For this case we see a similar behavior but we find the decay to be much faster. The tail is much shorter than before and the threshold is set slightly over three hours. This is significantly different to the previous case.
Finally, to build an install threshold for today’s date, we take a timespan of data and record all of the thresholds calculated from those cases which were not regarded as coming from fraudulent behavior. From this data, we calculate the median threshold for each app and this value will be our cut. The median statistic has the advantage of being robust to outliers and this is important for cases where fraudulent behavior has slipped through as “normal”.
The methods here exposed are a first iteration for fraud detection and classification for Click Spamming. Note here that we rely on the assumption that for all apps there are periods free of fraudulent behavior. These periods are then used to calculate our final threshold which is robust to data that is contaminated. We are confident on this assumption since we have seen that fraudulent behavior from publishers will only last, at most, for a few days.
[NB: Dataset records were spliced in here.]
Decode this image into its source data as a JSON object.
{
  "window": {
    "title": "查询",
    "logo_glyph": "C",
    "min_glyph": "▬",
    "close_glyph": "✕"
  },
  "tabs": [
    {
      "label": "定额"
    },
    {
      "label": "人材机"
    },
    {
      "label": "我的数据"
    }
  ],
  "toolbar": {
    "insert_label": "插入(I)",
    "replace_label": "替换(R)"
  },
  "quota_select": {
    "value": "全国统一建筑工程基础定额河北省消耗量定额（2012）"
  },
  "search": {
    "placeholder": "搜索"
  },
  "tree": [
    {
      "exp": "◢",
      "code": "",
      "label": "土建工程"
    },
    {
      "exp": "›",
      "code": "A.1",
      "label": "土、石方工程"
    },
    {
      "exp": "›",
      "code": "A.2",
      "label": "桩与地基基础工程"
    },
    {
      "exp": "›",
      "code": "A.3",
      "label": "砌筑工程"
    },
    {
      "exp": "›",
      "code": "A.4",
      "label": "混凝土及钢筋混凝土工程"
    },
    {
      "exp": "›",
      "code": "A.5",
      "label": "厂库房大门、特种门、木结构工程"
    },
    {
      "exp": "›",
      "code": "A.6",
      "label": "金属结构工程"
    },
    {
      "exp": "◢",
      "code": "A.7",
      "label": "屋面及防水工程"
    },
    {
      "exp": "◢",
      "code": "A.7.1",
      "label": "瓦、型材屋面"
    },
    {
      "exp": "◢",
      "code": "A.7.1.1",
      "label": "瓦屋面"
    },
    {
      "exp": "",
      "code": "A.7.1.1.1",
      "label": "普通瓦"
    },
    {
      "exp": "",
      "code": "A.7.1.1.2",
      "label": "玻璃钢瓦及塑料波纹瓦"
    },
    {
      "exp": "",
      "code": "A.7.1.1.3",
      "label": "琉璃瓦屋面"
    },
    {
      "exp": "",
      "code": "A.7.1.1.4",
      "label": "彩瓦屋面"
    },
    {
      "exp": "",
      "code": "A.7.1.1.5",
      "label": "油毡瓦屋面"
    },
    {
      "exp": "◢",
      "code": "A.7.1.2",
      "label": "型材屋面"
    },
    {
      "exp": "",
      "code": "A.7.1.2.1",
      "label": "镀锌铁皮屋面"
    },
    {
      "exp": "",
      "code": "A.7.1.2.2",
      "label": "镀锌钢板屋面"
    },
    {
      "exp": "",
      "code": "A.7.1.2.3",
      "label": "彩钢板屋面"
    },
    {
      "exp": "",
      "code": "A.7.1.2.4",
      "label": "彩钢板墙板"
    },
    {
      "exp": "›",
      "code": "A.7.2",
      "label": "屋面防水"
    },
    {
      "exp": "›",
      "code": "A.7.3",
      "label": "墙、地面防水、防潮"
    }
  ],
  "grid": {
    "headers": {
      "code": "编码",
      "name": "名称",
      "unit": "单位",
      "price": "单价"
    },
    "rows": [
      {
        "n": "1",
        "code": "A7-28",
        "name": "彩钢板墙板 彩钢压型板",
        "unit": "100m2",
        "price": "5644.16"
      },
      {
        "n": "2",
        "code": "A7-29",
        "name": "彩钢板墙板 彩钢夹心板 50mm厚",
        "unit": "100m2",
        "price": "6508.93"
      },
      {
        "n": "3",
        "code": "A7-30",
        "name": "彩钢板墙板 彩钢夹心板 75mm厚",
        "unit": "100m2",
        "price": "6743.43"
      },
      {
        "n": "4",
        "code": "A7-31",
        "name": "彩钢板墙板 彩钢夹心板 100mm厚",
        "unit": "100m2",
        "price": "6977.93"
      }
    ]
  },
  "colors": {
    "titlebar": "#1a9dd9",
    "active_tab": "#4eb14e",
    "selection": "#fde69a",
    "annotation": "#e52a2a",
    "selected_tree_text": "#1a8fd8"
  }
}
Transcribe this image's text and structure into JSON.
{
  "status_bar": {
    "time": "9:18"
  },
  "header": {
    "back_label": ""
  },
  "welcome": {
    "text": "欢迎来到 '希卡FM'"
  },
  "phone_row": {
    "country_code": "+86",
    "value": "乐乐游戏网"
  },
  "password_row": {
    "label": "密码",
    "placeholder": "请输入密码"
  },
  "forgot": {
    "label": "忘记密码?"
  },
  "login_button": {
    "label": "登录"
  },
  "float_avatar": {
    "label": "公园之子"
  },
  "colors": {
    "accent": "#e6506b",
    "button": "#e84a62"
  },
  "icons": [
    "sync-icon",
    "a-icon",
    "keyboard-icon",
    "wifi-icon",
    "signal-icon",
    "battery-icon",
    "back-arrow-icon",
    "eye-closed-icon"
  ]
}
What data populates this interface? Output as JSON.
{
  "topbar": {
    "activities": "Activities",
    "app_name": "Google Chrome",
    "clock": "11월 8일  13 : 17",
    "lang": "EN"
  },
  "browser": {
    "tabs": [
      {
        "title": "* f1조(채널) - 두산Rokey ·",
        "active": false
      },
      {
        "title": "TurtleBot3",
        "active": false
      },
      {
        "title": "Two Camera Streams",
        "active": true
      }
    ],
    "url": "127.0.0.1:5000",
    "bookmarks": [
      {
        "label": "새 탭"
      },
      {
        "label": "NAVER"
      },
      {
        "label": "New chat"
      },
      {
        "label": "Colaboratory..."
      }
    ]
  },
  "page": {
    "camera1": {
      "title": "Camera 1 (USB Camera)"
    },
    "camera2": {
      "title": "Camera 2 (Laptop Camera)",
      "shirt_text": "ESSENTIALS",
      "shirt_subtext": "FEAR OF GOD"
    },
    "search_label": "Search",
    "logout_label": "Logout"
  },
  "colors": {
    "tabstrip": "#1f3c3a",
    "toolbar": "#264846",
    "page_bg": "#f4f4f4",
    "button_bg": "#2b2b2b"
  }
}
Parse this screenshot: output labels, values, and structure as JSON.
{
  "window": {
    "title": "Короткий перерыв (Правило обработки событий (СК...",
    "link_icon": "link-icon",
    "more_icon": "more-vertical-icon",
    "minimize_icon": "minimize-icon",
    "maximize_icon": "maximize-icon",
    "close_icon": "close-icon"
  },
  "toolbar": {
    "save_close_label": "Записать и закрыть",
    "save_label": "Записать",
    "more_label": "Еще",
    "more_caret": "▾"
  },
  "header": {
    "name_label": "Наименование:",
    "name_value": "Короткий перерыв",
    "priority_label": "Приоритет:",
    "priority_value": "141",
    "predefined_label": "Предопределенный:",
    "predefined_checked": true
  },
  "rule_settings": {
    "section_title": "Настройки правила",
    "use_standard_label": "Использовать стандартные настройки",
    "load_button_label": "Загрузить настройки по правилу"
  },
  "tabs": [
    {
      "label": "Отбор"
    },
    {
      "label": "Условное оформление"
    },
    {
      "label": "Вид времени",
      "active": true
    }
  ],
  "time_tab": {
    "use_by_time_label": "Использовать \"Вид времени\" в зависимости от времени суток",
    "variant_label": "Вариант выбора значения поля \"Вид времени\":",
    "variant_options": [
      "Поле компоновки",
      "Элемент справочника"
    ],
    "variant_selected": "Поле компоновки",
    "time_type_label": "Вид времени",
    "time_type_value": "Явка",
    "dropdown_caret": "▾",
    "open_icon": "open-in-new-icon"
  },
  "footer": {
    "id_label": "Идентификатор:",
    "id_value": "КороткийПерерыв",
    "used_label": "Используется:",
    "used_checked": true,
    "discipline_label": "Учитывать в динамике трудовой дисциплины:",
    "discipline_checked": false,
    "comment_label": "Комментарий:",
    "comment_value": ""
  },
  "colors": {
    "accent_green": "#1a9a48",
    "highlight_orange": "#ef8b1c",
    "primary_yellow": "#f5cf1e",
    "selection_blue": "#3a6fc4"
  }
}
Thus using at least one week of data is enough to identify cases of fraudulent behavior.
We find that this algorithm is strong and flexible to account for differences among applications, where there are significant time differences between TimeDeltas. The evaluation measures this difference by automatically fitting the best distributions for different contexts, which creates a robust and thorough fraud detection system.